The U.S. Attorney’s Office for the Southern District of New York recently announced the settlement of a health care False Claims Act case against Beth Israel Medical Center for fraudulently inflating its fees for services provided to Medicare patients in order to obtain larger “outlier payments.” Beth Israel agreed to pay over $13 million to settle the Government’s claims for damages and penalties.
The Beth Israel settlement agreement is noteworthy because it did not include the standard settlement language that defendant “does not admit or deny” the Government’s allegations. Instead, the agreement provides that Beth Israel “admits, acknowledges and accepts responsibility” for certain conduct alleged in the complaint, including selectively increasing charges for services that tended to contribute more to Medicare outlier payments.
SDNY Taking the Lead on Stringent Settlement Requirements
At a recent New York City Bar Association conference, the SDNY Civil Chief, Andrew Schilling, said that his office has for about a year been declining to agree to False Claims Act settlements where the defendant neither admits nor denies the allegations of the complaint. Instead, as in the Beth Israel Medical Center settlement, the office has been requiring the defendant to admit to a core set of facts. Significantly, admission in a settlement agreement of facts that form the basis for the Government’s fraud allegations could have collateral estoppel effect in related cases, could be used against the defendant in future cases, and could be the basis for other consequences such as exclusion from federal programs.
To date, it appears that the SDNY has been taking the lead on adopting this more stringent stance. Time will tell whether other districts will adopt this approach or even whether it could become standard Department of Justice policy.

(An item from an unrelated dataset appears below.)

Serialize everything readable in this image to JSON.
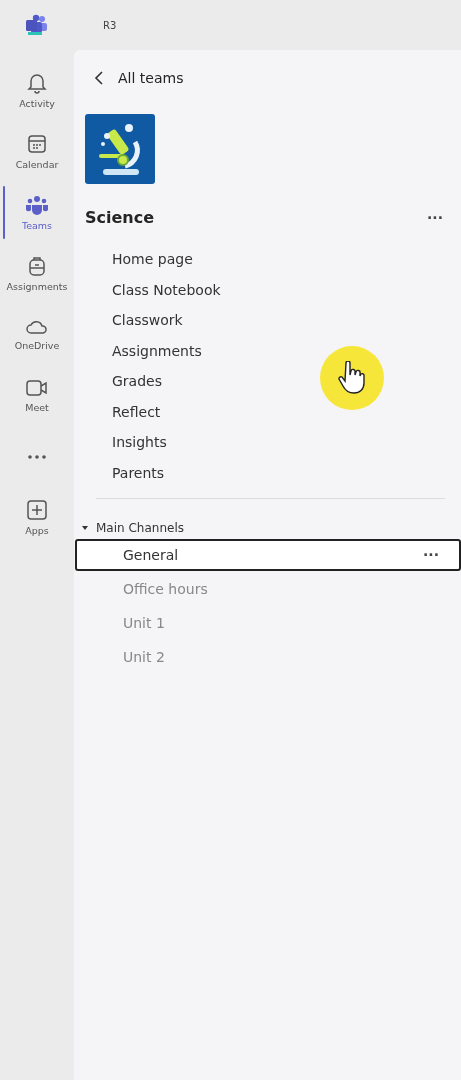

Last month, in SEC v. Citigroup Global Markets Inc., the Second Circuit observed that a Government requirement that a defendant admit liability “would in most cases undermine any chance for compromise.” The SDNY approach of conditioning False Claims Act settlements on an admission of liability by the defendant will undoubtedly make settlements much more difficult to achieve.